I’ve been using some form of a graphics tablet for nearly 20 years now. The vast majority of years it has been a Wacom tablet. Yes, there are other companies that make graphics tablets. Many have come and gone over the years and it is because Wacom’s tablets are simply better. Stick with a mouse if you must, but don’t choose a different brand of tablet just because is costs less.
Wacom has just refreshed their lines of tablets and I’ll list all three lines here, along with purchasing links when available. For those already using a Wacom tablet less than five years old or so, you may not need to rush out and buy a new model. A new computer may be a reason to look into a new tablet. For those of you trying to manipulate graphics with a mouse, you’re all nuts! Did you learn to draw with a bar of soap? No, you used a crayon. So why not use a pen and tablet to create and edit graphics on your computer?
I am going to list the three lines of tablets from most powerful and most expensive to least powerful and least expensive. For those who want the bottom line, the least expensive tablet here lists for $79 so there is truly something for all needs and budget levels.
Wacom Cintiq Companion
Some people hear the word tablet and they think about the “new” definition of tablet meaning a flat screen that you control with your finger. Wacom has had monitors in the Cintiq family for years and now they have release two Windows 8 tablets controlled with their pressure sensitive pens.

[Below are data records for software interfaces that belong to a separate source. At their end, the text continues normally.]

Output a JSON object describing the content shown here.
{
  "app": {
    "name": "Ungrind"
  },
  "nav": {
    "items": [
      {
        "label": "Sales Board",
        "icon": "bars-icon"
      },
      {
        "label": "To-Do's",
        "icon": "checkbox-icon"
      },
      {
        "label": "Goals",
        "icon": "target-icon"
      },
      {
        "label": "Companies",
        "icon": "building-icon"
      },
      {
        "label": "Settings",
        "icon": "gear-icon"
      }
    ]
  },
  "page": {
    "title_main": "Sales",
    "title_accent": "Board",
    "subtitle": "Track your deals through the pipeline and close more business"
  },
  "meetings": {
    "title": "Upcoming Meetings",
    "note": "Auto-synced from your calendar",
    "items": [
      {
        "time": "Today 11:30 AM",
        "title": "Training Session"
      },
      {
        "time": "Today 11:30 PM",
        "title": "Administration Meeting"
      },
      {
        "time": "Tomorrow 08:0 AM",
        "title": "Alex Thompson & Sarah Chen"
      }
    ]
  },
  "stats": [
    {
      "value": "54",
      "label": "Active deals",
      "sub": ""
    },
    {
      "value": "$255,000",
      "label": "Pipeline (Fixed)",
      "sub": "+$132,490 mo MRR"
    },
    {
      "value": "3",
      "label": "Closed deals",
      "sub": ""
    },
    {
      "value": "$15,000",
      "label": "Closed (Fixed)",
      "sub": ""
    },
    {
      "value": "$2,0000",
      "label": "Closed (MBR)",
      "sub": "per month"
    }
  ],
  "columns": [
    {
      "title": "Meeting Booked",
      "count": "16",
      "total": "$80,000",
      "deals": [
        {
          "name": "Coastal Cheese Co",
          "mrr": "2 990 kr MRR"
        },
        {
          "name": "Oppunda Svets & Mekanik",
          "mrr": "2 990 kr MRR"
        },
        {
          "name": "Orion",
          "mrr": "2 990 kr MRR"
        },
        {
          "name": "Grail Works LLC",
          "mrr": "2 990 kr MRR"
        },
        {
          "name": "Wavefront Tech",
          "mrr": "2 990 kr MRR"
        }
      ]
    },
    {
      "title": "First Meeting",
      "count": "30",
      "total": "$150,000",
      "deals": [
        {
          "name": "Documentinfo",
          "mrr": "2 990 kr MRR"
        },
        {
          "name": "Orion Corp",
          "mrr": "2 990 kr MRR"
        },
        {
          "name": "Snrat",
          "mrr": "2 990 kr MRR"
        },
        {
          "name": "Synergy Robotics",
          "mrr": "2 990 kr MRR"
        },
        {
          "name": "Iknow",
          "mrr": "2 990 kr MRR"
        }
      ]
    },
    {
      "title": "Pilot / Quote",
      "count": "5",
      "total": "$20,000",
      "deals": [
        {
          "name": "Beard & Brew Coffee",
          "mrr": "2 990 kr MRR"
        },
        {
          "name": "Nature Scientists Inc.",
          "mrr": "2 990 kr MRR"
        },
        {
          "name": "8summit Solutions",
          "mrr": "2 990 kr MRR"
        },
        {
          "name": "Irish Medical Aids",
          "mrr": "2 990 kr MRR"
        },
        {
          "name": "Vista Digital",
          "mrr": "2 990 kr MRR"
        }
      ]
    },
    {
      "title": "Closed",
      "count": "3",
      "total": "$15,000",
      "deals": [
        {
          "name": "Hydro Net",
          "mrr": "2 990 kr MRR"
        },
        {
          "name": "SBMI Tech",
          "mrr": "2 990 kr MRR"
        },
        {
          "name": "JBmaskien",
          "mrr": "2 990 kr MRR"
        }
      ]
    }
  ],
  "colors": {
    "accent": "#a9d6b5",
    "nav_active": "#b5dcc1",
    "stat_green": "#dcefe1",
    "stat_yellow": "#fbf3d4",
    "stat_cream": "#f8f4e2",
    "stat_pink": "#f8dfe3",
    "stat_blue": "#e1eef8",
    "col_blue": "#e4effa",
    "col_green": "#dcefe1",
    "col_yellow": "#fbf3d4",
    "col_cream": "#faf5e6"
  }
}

These are mobile workstation powered by a 1.9 GHz Intel Core Processor and Intel HD Graphics 4000. The pressure sensitive pens provide 2048 levels of pressure, plus tilt recognition. Multi-touch input is also supported, and ExpressKeys and a touch ring are built into the tablet. There are two cameras included, a 2 MP front-facing and 8 MP back camera. Each of the Cintiq Companion tablets support a second screen and external keyboard. Included with both are an adjustable stand and soft carrying case.
The Cintiq Companion has a display size of 13.3 inches (1920 x 1080 pixels)and is available in two models. First is one with 8 GB memory and 256GB SSD running Windows 8 ($1,999 list price) and the other has 8 GB memory and 512GB SSD running Windows 8 Pro ($2,499 list price).
Wacom Intuos Pro
The high end of tablets without a screen is the Wacom Intuos Pro (the successor to the Intuos5) and it comes in three sizes (small, medium and large). No matter which size you get, there is a bunch of free downloadable software included. Titles include Adobe Photoshop Elements 11, Autodesk Sketchbook Express, Anime Studio Debut 8, Corel Painter X3 (30 day trial) and Nik Color Efex Pro 4 select edition. You also get a wireless accessory kit included. The pen and tablet together support 2048 levels of pressure sensitivity in both pen tip and eraser. Along the side are 8 customizable application specific Express Keys and a multi-function touch ring with 4 customizable functions.
- Wacom Intuos Pro Large ($499 list price)
- Wacom Intuos Pro Medium ($349 list price)
- Wacom Intuos Pro Small ($249 list price)
For those looking for a graphics tablet on a budget, look to the Wacom Intuos family (formerly the Bamboo models). For most users, the features found in the tablet are more than enough. You still get to work with a pen instead of a mouse!
As with its big brother, some free downloadable creative software is included. Titles are Autodesk Sketchbook Express and Art rage 3 Studio for the Wacom Intuos Pen Small or Adobe Photoshop Elements 11, Autodesk Sketchbook Express, Corel Painter Lite and Nik Color Efex Pro we3 for the Wacom Intuos Pen and Touch models. All models include application specific express keys, a pressure sensitive pen and 4 application specific Express Keys.
- Wacom Intuos Pen Small ($79 list price)
- Wacom Intuos Pen and Touch Small ($99 list price)
- Wacom Intuos Pen and Touch Medium ($199 list price)
No matter which tablet you ultimately choose, give yourself a couple of days to adjust if you are new to using a tablet. Once you’ve gotten used to this new way of interacting with your computer, you’ll wonder how you ever lived without it. Yes, you can still connect a mouse to your computer. I have one, but I probably touch it less than once a week as I use the tablet for everything!